Start of Information shown

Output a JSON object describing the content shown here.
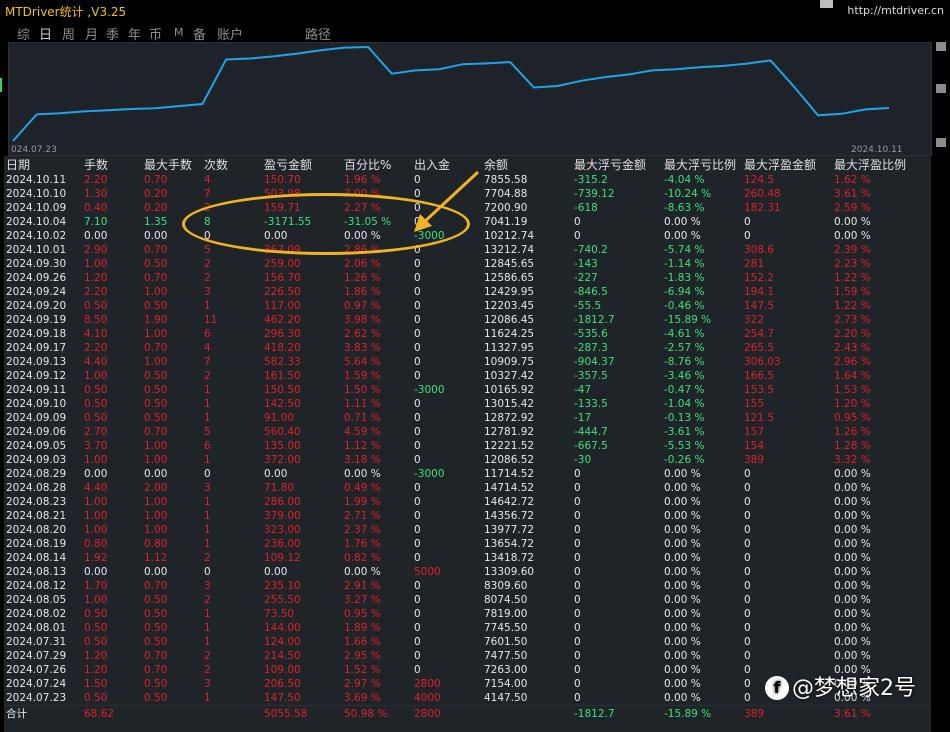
{
  "title": "MTDriver统计 ,V3.25",
  "url": "http://mtdriver.cn",
  "tabs": [
    "综",
    "日",
    "周",
    "月",
    "季",
    "年",
    "币",
    "M",
    "备",
    "账户",
    "路径"
  ],
  "active_tab": "日",
  "chart": {
    "start_date": "024.07.23",
    "end_date": "2024.10.11",
    "line_color": "#1fa4e6",
    "balance_series": [
      4147.5,
      7154.0,
      7263.0,
      7477.5,
      7601.5,
      7745.5,
      7819.0,
      8074.5,
      8309.6,
      13309.6,
      13418.72,
      13654.72,
      13977.72,
      14356.72,
      14642.72,
      14714.52,
      11714.52,
      12086.52,
      12221.52,
      12781.92,
      12872.92,
      13015.42,
      10165.92,
      10327.42,
      10909.75,
      11327.95,
      11624.25,
      12086.45,
      12203.45,
      12429.95,
      12586.65,
      12845.65,
      13212.74,
      10212.74,
      7041.19,
      7200.9,
      7704.88,
      7855.58
    ]
  },
  "table": {
    "headers": [
      "日期",
      "手数",
      "最大手数",
      "次数",
      "盈亏金额",
      "百分比%",
      "出入金",
      "余额",
      "最大浮亏金额",
      "最大浮亏比例",
      "最大浮盈金额",
      "最大浮盈比例"
    ],
    "rows": [
      [
        "2024.10.11",
        "2.20",
        "0.70",
        "4",
        "150.70",
        "1.96 %",
        "0",
        "7855.58",
        "-315.2",
        "-4.04 %",
        "124.5",
        "1.62 %"
      ],
      [
        "2024.10.10",
        "1.30",
        "0.20",
        "7",
        "503.98",
        "7.00 %",
        "0",
        "7704.88",
        "-739.12",
        "-10.24 %",
        "260.48",
        "3.61 %"
      ],
      [
        "2024.10.09",
        "0.40",
        "0.20",
        "2",
        "159.71",
        "2.27 %",
        "0",
        "7200.90",
        "-618",
        "-8.63 %",
        "182.31",
        "2.59 %"
      ],
      [
        "2024.10.04",
        "7.10",
        "1.35",
        "8",
        "-3171.55",
        "-31.05 %",
        "0",
        "7041.19",
        "0",
        "0.00 %",
        "0",
        "0.00 %"
      ],
      [
        "2024.10.02",
        "0.00",
        "0.00",
        "0",
        "0.00",
        "0.00 %",
        "-3000",
        "10212.74",
        "0",
        "0.00 %",
        "0",
        "0.00 %"
      ],
      [
        "2024.10.01",
        "2.90",
        "0.70",
        "5",
        "367.09",
        "2.86 %",
        "0",
        "13212.74",
        "-740.2",
        "-5.74 %",
        "308.6",
        "2.39 %"
      ],
      [
        "2024.09.30",
        "1.00",
        "0.50",
        "2",
        "259.00",
        "2.06 %",
        "0",
        "12845.65",
        "-143",
        "-1.14 %",
        "281",
        "2.23 %"
      ],
      [
        "2024.09.26",
        "1.20",
        "0.70",
        "2",
        "156.70",
        "1.26 %",
        "0",
        "12586.65",
        "-227",
        "-1.83 %",
        "152.2",
        "1.22 %"
      ],
      [
        "2024.09.24",
        "2.20",
        "1.00",
        "3",
        "226.50",
        "1.86 %",
        "0",
        "12429.95",
        "-846.5",
        "-6.94 %",
        "194.1",
        "1.59 %"
      ],
      [
        "2024.09.20",
        "0.50",
        "0.50",
        "1",
        "117.00",
        "0.97 %",
        "0",
        "12203.45",
        "-55.5",
        "-0.46 %",
        "147.5",
        "1.22 %"
      ],
      [
        "2024.09.19",
        "8.50",
        "1.90",
        "11",
        "462.20",
        "3.98 %",
        "0",
        "12086.45",
        "-1812.7",
        "-15.89 %",
        "322",
        "2.73 %"
      ],
      [
        "2024.09.18",
        "4.10",
        "1.00",
        "6",
        "296.30",
        "2.62 %",
        "0",
        "11624.25",
        "-535.6",
        "-4.61 %",
        "254.7",
        "2.20 %"
      ],
      [
        "2024.09.17",
        "2.20",
        "0.70",
        "4",
        "418.20",
        "3.83 %",
        "0",
        "11327.95",
        "-287.3",
        "-2.57 %",
        "265.5",
        "2.43 %"
      ],
      [
        "2024.09.13",
        "4.40",
        "1.00",
        "7",
        "582.33",
        "5.64 %",
        "0",
        "10909.75",
        "-904.37",
        "-8.76 %",
        "306.03",
        "2.96 %"
      ],
      [
        "2024.09.12",
        "1.00",
        "0.50",
        "2",
        "161.50",
        "1.59 %",
        "0",
        "10327.42",
        "-357.5",
        "-3.46 %",
        "166.5",
        "1.64 %"
      ],
      [
        "2024.09.11",
        "0.50",
        "0.50",
        "1",
        "150.50",
        "1.50 %",
        "-3000",
        "10165.92",
        "-47",
        "-0.47 %",
        "153.5",
        "1.53 %"
      ],
      [
        "2024.09.10",
        "0.50",
        "0.50",
        "1",
        "142.50",
        "1.11 %",
        "0",
        "13015.42",
        "-133.5",
        "-1.04 %",
        "155",
        "1.20 %"
      ],
      [
        "2024.09.09",
        "0.50",
        "0.50",
        "1",
        "91.00",
        "0.71 %",
        "0",
        "12872.92",
        "-17",
        "-0.13 %",
        "121.5",
        "0.95 %"
      ],
      [
        "2024.09.06",
        "2.70",
        "0.70",
        "5",
        "560.40",
        "4.59 %",
        "0",
        "12781.92",
        "-444.7",
        "-3.61 %",
        "157",
        "1.26 %"
      ],
      [
        "2024.09.05",
        "3.70",
        "1.00",
        "6",
        "135.00",
        "1.12 %",
        "0",
        "12221.52",
        "-667.5",
        "-5.53 %",
        "154",
        "1.28 %"
      ],
      [
        "2024.09.03",
        "1.00",
        "1.00",
        "1",
        "372.00",
        "3.18 %",
        "0",
        "12086.52",
        "-30",
        "-0.26 %",
        "389",
        "3.32 %"
      ],
      [
        "2024.08.29",
        "0.00",
        "0.00",
        "0",
        "0.00",
        "0.00 %",
        "-3000",
        "11714.52",
        "0",
        "0.00 %",
        "0",
        "0.00 %"
      ],
      [
        "2024.08.28",
        "4.40",
        "2.00",
        "3",
        "71.80",
        "0.49 %",
        "0",
        "14714.52",
        "0",
        "0.00 %",
        "0",
        "0.00 %"
      ],
      [
        "2024.08.23",
        "1.00",
        "1.00",
        "1",
        "286.00",
        "1.99 %",
        "0",
        "14642.72",
        "0",
        "0.00 %",
        "0",
        "0.00 %"
      ],
      [
        "2024.08.21",
        "1.00",
        "1.00",
        "1",
        "379.00",
        "2.71 %",
        "0",
        "14356.72",
        "0",
        "0.00 %",
        "0",
        "0.00 %"
      ],
      [
        "2024.08.20",
        "1.00",
        "1.00",
        "1",
        "323.00",
        "2.37 %",
        "0",
        "13977.72",
        "0",
        "0.00 %",
        "0",
        "0.00 %"
      ],
      [
        "2024.08.19",
        "0.80",
        "0.80",
        "1",
        "236.00",
        "1.76 %",
        "0",
        "13654.72",
        "0",
        "0.00 %",
        "0",
        "0.00 %"
      ],
      [
        "2024.08.14",
        "1.92",
        "1.12",
        "2",
        "109.12",
        "0.82 %",
        "0",
        "13418.72",
        "0",
        "0.00 %",
        "0",
        "0.00 %"
      ],
      [
        "2024.08.13",
        "0.00",
        "0.00",
        "0",
        "0.00",
        "0.00 %",
        "5000",
        "13309.60",
        "0",
        "0.00 %",
        "0",
        "0.00 %"
      ],
      [
        "2024.08.12",
        "1.70",
        "0.70",
        "3",
        "235.10",
        "2.91 %",
        "0",
        "8309.60",
        "0",
        "0.00 %",
        "0",
        "0.00 %"
      ],
      [
        "2024.08.05",
        "1.00",
        "0.50",
        "2",
        "255.50",
        "3.27 %",
        "0",
        "8074.50",
        "0",
        "0.00 %",
        "0",
        "0.00 %"
      ],
      [
        "2024.08.02",
        "0.50",
        "0.50",
        "1",
        "73.50",
        "0.95 %",
        "0",
        "7819.00",
        "0",
        "0.00 %",
        "0",
        "0.00 %"
      ],
      [
        "2024.08.01",
        "0.50",
        "0.50",
        "1",
        "144.00",
        "1.89 %",
        "0",
        "7745.50",
        "0",
        "0.00 %",
        "0",
        "0.00 %"
      ],
      [
        "2024.07.31",
        "0.50",
        "0.50",
        "1",
        "124.00",
        "1.66 %",
        "0",
        "7601.50",
        "0",
        "0.00 %",
        "0",
        "0.00 %"
      ],
      [
        "2024.07.29",
        "1.20",
        "0.70",
        "2",
        "214.50",
        "2.95 %",
        "0",
        "7477.50",
        "0",
        "0.00 %",
        "0",
        "0.00 %"
      ],
      [
        "2024.07.26",
        "1.20",
        "0.70",
        "2",
        "109.00",
        "1.52 %",
        "0",
        "7263.00",
        "0",
        "0.00 %",
        "0",
        "0.00 %"
      ],
      [
        "2024.07.24",
        "1.50",
        "0.50",
        "3",
        "206.50",
        "2.97 %",
        "2800",
        "7154.00",
        "0",
        "0.00 %",
        "0",
        "0.00 %"
      ],
      [
        "2024.07.23",
        "0.50",
        "0.50",
        "1",
        "147.50",
        "3.69 %",
        "4000",
        "4147.50",
        "0",
        "0.00 %",
        "0",
        "0.00 %"
      ]
    ],
    "total": [
      "合计",
      "68.62",
      "",
      "",
      "5055.58",
      "50.98 %",
      "2800",
      "",
      "-1812.7",
      "-15.89 %",
      "389",
      "3.61 %"
    ]
  },
  "watermark": "@梦想家2号",
  "watermark_logo": "f",
  "colors": {
    "profit": "#e0202a",
    "loss": "#39e079",
    "neutral": "#e6e6e6",
    "title": "#f2c200",
    "highlight": "#f0b323"
  }
}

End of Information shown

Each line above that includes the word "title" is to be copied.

  "title": "MTDriver统计 ,V3.25",
    "title": "#f2c200",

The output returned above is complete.